“Damn straight, I’ll take that fight,” Du Plessis said Monday on The MMA Hour. “That’s who I’m supposed to be fighting anyway.”
Unfortunately for the up-and-coming middleweight, the gamble wound up backfiring. This past Friday, he got another call from his promoter. This time, it was to inform him that Gastelum, who originally was scheduled to meet Nassourdine Imavov before visa issues intervened, had sustained an “undisclosed injury” and was unable to fight.
Worse yet, Du Plessis’ previous opponent Hernandez had been booked against another appointment. He’d flown halfway across the world, paid out of pocket for a training camp, only to be marooned in a Jacksonville hotel room.
“I thought it was April Fool’s,” Du Plessis said of his reaction. “You guys are screwing around. What’s happening?”
Gastelum on Sunday told his social media followers that he is “compromised” and unable to fight on Saturday. Du Plessis has his own theory on why the fight suddenly got cancelled.
“Who gets an injury a week before a fight?” he questioned. “What could you possibly be doing to get injured, and if he was injured, you don’t know what the camp was like, but why would he insist on having a new opponent when he had to pull out? ... So he wasn’t injured on Monday, because that’s [when] he insisted on the fight, and all of a sudden, he’s injured on Friday? That sounds very fishy to me.

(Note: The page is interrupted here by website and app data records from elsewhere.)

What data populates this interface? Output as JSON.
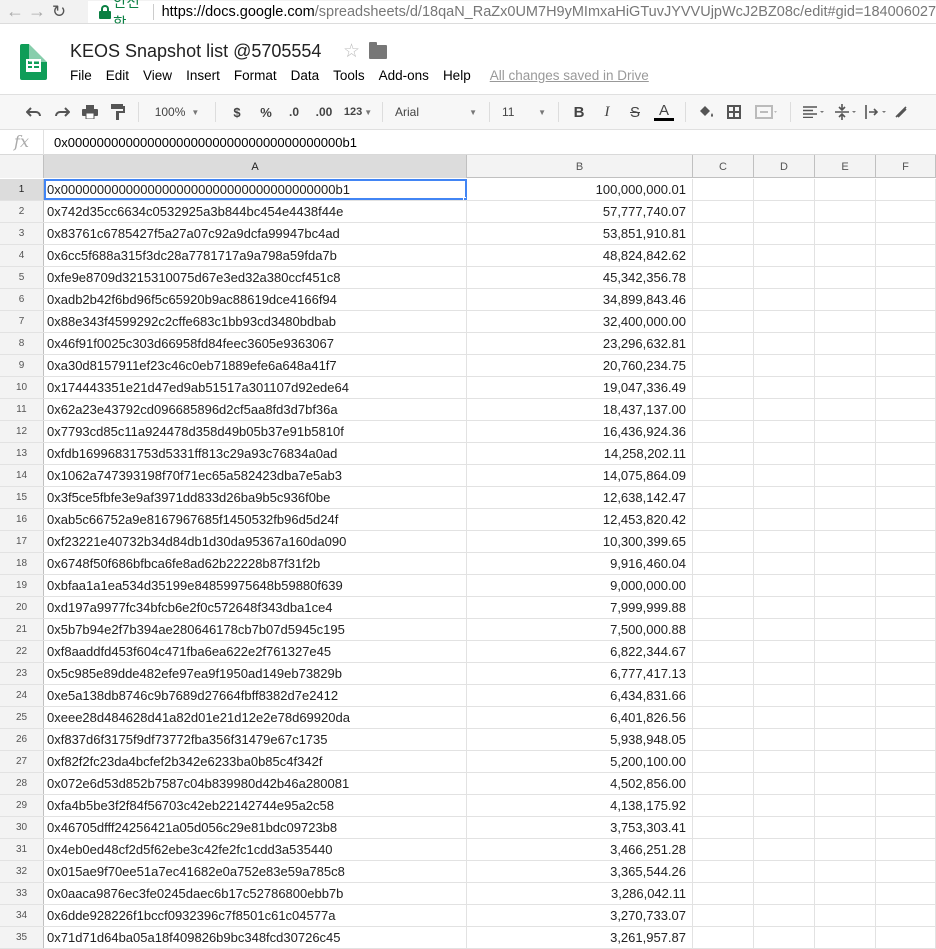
{
  "browser": {
    "secure_label": "안전함",
    "url_host": "https://docs.google.com",
    "url_path": "/spreadsheets/d/18qaN_RaZx0UM7H9yMImxaHiGTuvJYVVUjpWcJ2BZ08c/edit#gid=184006027"
  },
  "doc": {
    "title": "KEOS Snapshot list @5705554",
    "save_status": "All changes saved in Drive"
  },
  "menu": [
    "File",
    "Edit",
    "View",
    "Insert",
    "Format",
    "Data",
    "Tools",
    "Add-ons",
    "Help"
  ],
  "toolbar": {
    "zoom": "100%",
    "currency": "$",
    "percent": "%",
    "dec_decrease": ".0",
    "dec_increase": ".00",
    "more_formats": "123",
    "font": "Arial",
    "font_size": "11",
    "bold": "B",
    "italic": "I",
    "strike": "S",
    "text_color": "A"
  },
  "formula_bar": {
    "fx": "fx",
    "value": "0x00000000000000000000000000000000000000b1"
  },
  "columns": [
    "A",
    "B",
    "C",
    "D",
    "E",
    "F"
  ],
  "rows": [
    {
      "n": "1",
      "a": "0x00000000000000000000000000000000000000b1",
      "b": "100,000,000.01"
    },
    {
      "n": "2",
      "a": "0x742d35cc6634c0532925a3b844bc454e4438f44e",
      "b": "57,777,740.07"
    },
    {
      "n": "3",
      "a": "0x83761c6785427f5a27a07c92a9dcfa99947bc4ad",
      "b": "53,851,910.81"
    },
    {
      "n": "4",
      "a": "0x6cc5f688a315f3dc28a7781717a9a798a59fda7b",
      "b": "48,824,842.62"
    },
    {
      "n": "5",
      "a": "0xfe9e8709d3215310075d67e3ed32a380ccf451c8",
      "b": "45,342,356.78"
    },
    {
      "n": "6",
      "a": "0xadb2b42f6bd96f5c65920b9ac88619dce4166f94",
      "b": "34,899,843.46"
    },
    {
      "n": "7",
      "a": "0x88e343f4599292c2cffe683c1bb93cd3480bdbab",
      "b": "32,400,000.00"
    },
    {
      "n": "8",
      "a": "0x46f91f0025c303d66958fd84feec3605e9363067",
      "b": "23,296,632.81"
    },
    {
      "n": "9",
      "a": "0xa30d8157911ef23c46c0eb71889efe6a648a41f7",
      "b": "20,760,234.75"
    },
    {
      "n": "10",
      "a": "0x174443351e21d47ed9ab51517a301107d92ede64",
      "b": "19,047,336.49"
    },
    {
      "n": "11",
      "a": "0x62a23e43792cd096685896d2cf5aa8fd3d7bf36a",
      "b": "18,437,137.00"
    },
    {
      "n": "12",
      "a": "0x7793cd85c11a924478d358d49b05b37e91b5810f",
      "b": "16,436,924.36"
    },
    {
      "n": "13",
      "a": "0xfdb16996831753d5331ff813c29a93c76834a0ad",
      "b": "14,258,202.11"
    },
    {
      "n": "14",
      "a": "0x1062a747393198f70f71ec65a582423dba7e5ab3",
      "b": "14,075,864.09"
    },
    {
      "n": "15",
      "a": "0x3f5ce5fbfe3e9af3971dd833d26ba9b5c936f0be",
      "b": "12,638,142.47"
    },
    {
      "n": "16",
      "a": "0xab5c66752a9e8167967685f1450532fb96d5d24f",
      "b": "12,453,820.42"
    },
    {
      "n": "17",
      "a": "0xf23221e40732b34d84db1d30da95367a160da090",
      "b": "10,300,399.65"
    },
    {
      "n": "18",
      "a": "0x6748f50f686bfbca6fe8ad62b22228b87f31f2b",
      "b": "9,916,460.04"
    },
    {
      "n": "19",
      "a": "0xbfaa1a1ea534d35199e84859975648b59880f639",
      "b": "9,000,000.00"
    },
    {
      "n": "20",
      "a": "0xd197a9977fc34bfcb6e2f0c572648f343dba1ce4",
      "b": "7,999,999.88"
    },
    {
      "n": "21",
      "a": "0x5b7b94e2f7b394ae280646178cb7b07d5945c195",
      "b": "7,500,000.88"
    },
    {
      "n": "22",
      "a": "0xf8aaddfd453f604c471fba6ea622e2f761327e45",
      "b": "6,822,344.67"
    },
    {
      "n": "23",
      "a": "0x5c985e89dde482efe97ea9f1950ad149eb73829b",
      "b": "6,777,417.13"
    },
    {
      "n": "24",
      "a": "0xe5a138db8746c9b7689d27664fbff8382d7e2412",
      "b": "6,434,831.66"
    },
    {
      "n": "25",
      "a": "0xeee28d484628d41a82d01e21d12e2e78d69920da",
      "b": "6,401,826.56"
    },
    {
      "n": "26",
      "a": "0xf837d6f3175f9df73772fba356f31479e67c1735",
      "b": "5,938,948.05"
    },
    {
      "n": "27",
      "a": "0xf82f2fc23da4bcfef2b342e6233ba0b85c4f342f",
      "b": "5,200,100.00"
    },
    {
      "n": "28",
      "a": "0x072e6d53d852b7587c04b839980d42b46a280081",
      "b": "4,502,856.00"
    },
    {
      "n": "29",
      "a": "0xfa4b5be3f2f84f56703c42eb22142744e95a2c58",
      "b": "4,138,175.92"
    },
    {
      "n": "30",
      "a": "0x46705dfff24256421a05d056c29e81bdc09723b8",
      "b": "3,753,303.41"
    },
    {
      "n": "31",
      "a": "0x4eb0ed48cf2d5f62ebe3c42fe2fc1cdd3a535440",
      "b": "3,466,251.28"
    },
    {
      "n": "32",
      "a": "0x015ae9f70ee51a7ec41682e0a752e83e59a785c8",
      "b": "3,365,544.26"
    },
    {
      "n": "33",
      "a": "0x0aaca9876ec3fe0245daec6b17c52786800ebb7b",
      "b": "3,286,042.11"
    },
    {
      "n": "34",
      "a": "0x6dde928226f1bccf0932396c7f8501c61c04577a",
      "b": "3,270,733.07"
    },
    {
      "n": "35",
      "a": "0x71d71d64ba05a18f409826b9bc348fcd30726c45",
      "b": "3,261,957.87"
    }
  ],
  "selection": {
    "row": "1",
    "column": "A"
  },
  "colors": {
    "sheets_green": "#0f9d58",
    "selection_blue": "#4285f4",
    "secure_green": "#0b8043"
  }
}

“I guess they started watching tape and that’s where the problems started, to be honest. ... He really needs a win – let’s not beat around the bush, he needs a win – and this is a great opportunity for him. He’s fighting a guy who’s making some noise, a South African guy, he’s ranked No. 20, and he finds out, let’s get this easy fight and get in the win column. ... Then he watched the tape and realized this is no walkover fight.”
Gastelum’s manager, Ali Abdelaziz, told veteran MMA reporter John Morgan that Gastelum will next week undergo surgery for his knee, indicating the injury was to blame for his removal.

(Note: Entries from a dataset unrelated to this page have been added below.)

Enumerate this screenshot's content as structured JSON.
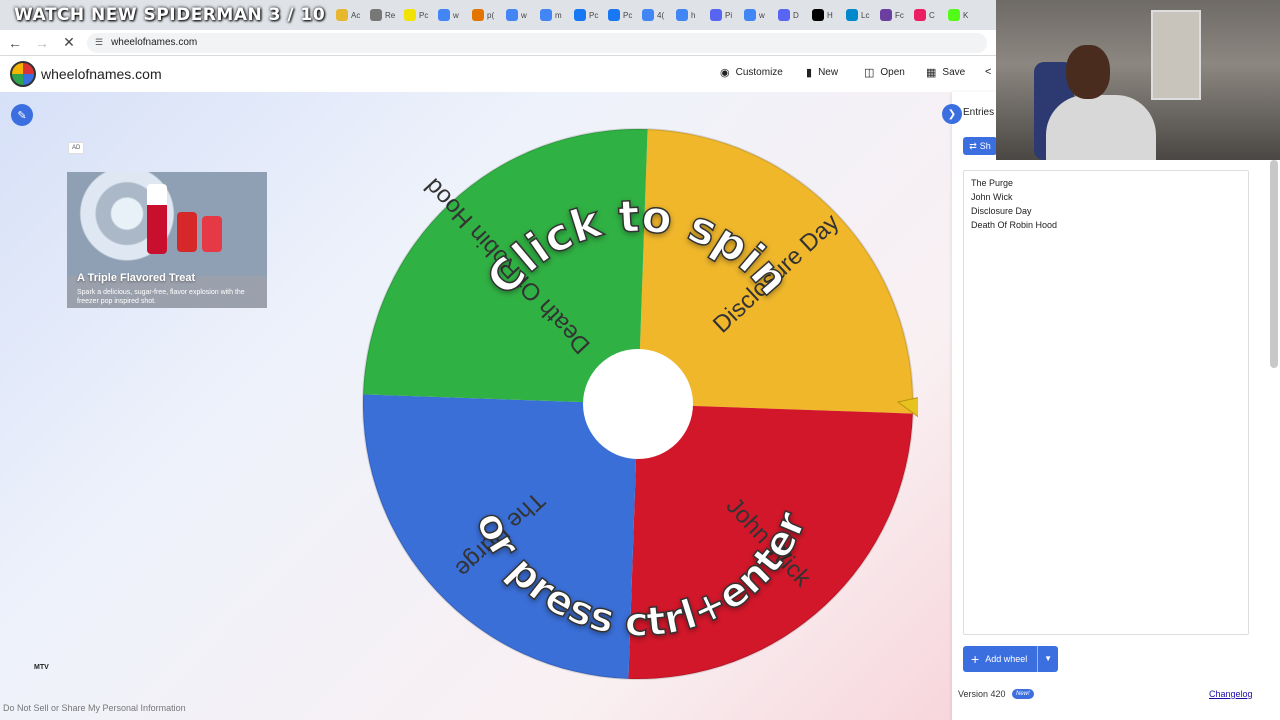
{
  "stream_overlay": {
    "title": "WATCH NEW SPIDERMAN 3 / 10"
  },
  "browser": {
    "tabs": [
      {
        "label": "Ac",
        "color": "#e8b730"
      },
      {
        "label": "Re",
        "color": "#777777"
      },
      {
        "label": "Pc",
        "color": "#f2e200"
      },
      {
        "label": "w",
        "color": "#4285f4"
      },
      {
        "label": "p(",
        "color": "#e37400"
      },
      {
        "label": "w",
        "color": "#4285f4"
      },
      {
        "label": "m",
        "color": "#4285f4"
      },
      {
        "label": "Pc",
        "color": "#1877f2"
      },
      {
        "label": "Pc",
        "color": "#1877f2"
      },
      {
        "label": "4(",
        "color": "#4285f4"
      },
      {
        "label": "h",
        "color": "#4285f4"
      },
      {
        "label": "Pi",
        "color": "#5865f2"
      },
      {
        "label": "w",
        "color": "#4285f4"
      },
      {
        "label": "D",
        "color": "#5865f2"
      },
      {
        "label": "H",
        "color": "#000000"
      },
      {
        "label": "Lc",
        "color": "#0088cc"
      },
      {
        "label": "Fc",
        "color": "#6a3fa0"
      },
      {
        "label": "C",
        "color": "#e91e63"
      },
      {
        "label": "K",
        "color": "#53fc18"
      }
    ],
    "url": "wheelofnames.com"
  },
  "header": {
    "site_name": "wheelofnames.com",
    "customize_label": "Customize",
    "new_label": "New",
    "open_label": "Open",
    "save_label": "Save"
  },
  "ad": {
    "label": "AD",
    "title": "A Triple Flavored Treat",
    "description": "Spark a delicious, sugar-free, flavor explosion with the freezer pop inspired shot."
  },
  "mtv_logo": "MTV",
  "privacy_link": "Do Not Sell or Share My Personal Information",
  "wheel": {
    "prompt_top": "Click to spin",
    "prompt_bottom": "or press ctrl+enter",
    "segments": [
      {
        "label": "Disclosure Day",
        "color": "#f0b72b"
      },
      {
        "label": "John Wick",
        "color": "#d3172a"
      },
      {
        "label": "The Purge",
        "color": "#3a6fd8"
      },
      {
        "label": "Death Of Robin Hood",
        "color": "#30b143"
      }
    ]
  },
  "panel": {
    "tab_entries": "Entries",
    "shuffle_label": "Sh",
    "entries": [
      "The Purge",
      "John Wick",
      "Disclosure Day",
      "Death Of Robin Hood"
    ],
    "add_wheel_label": "Add wheel",
    "version": "Version 420",
    "new_badge": "New!",
    "changelog": "Changelog"
  },
  "colors": {
    "accent": "#3b6fe0"
  }
}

For Du Plessis, though, any explanation was secondary to the loss of his fight.
“People say I have nothing to lose – I have everything to lose,” he said. “Losing a fight is everything to me. So it wasn’t that I have nothing to lose. No, I’m above his level. I just needed the opportunity. Once he realized that, he’s a smart guy. Actually, I’ve always been a fan of him. But I think at the end of the day, he realized this wasn’t the fight to get him back in the win column.”
Gastelum has targeted his octagon return to take place in his native Arizona at UFC 274 in May. Du Plessis feels “The Ultimate Fighter 17” owes him a fight.

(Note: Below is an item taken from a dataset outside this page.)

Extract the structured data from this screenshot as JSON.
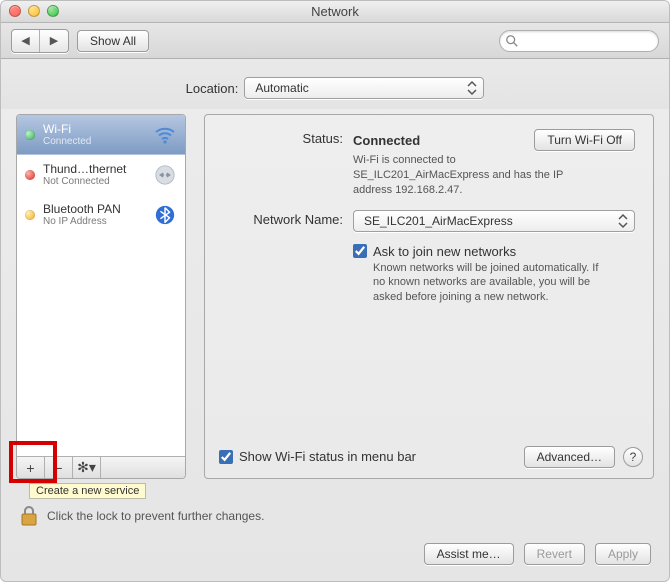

“I’m not angry at the UFC; it’s a little bit out of their control, to be honest,” he said. “I’m angry at Kelvin. No disrespect, I’ve always been a fan, but right now, what he did was he literally took food off my table. I don’t even care about the money. I was in there to become a champion as soon as possible, to get in that top-10, and he took my opportunity to perform. He took it away from me – he took the eight weeks of hard, intense training, my 12 weeks in camp – he took all that away from me, all the hard work, everything that was spent from coaches to nutritionists, everything that put in some sort of effort to get to this point. He took that away because he didn’t feel like fighting. He didn’t like the risk, and he made me give up my opponent.
“It’s his fault. He postponed to cancel the fight. Nobody wants to take a fight on a week’s notice. It’s hard to take a fight, especially on a week’s notice. And here Gastelum comes and waits until a week before the fight to all of a sudden say, ‘No, I’m injured,’ when he insisted on a new fight. It’s frustrating and a little bit disrespectful toward opponents and the sport as a whole.”
Du Plessis will make the best of the misfortune by staying in Florida for the next four weeks to cross-train at several MMA gyms in Florida. He is open to a bout with Andre Muniz, whom he turned down to face on April 9, when he has time to properly cut weight and peak in his training (he added the UFC declined a catchweight meeting on April 16 or April 23, which both host Fight Night cards, due to lack of spots available). But now, he is tied to the idea of facing an opponent who could have a real impact on the trajectory of his career.
After a 2-0 start in the UFC, Du Plessis is ready to make a big leap at middleweight.
“I do believe the Kelvin Gastelum is more the fight that’s going to be a more exciting fight, and right now, I feel like it’s the fight that [makes] sense,” he said. “To put me back in a fight with a [No. 30] ranked opponent, or [No. 25] ranked opponent doesn’t make sense if you were just willing to give me a fight at No. 9.
“I’ll fight Kelvin at any time. Maybe he can heal as fast as he got injured.”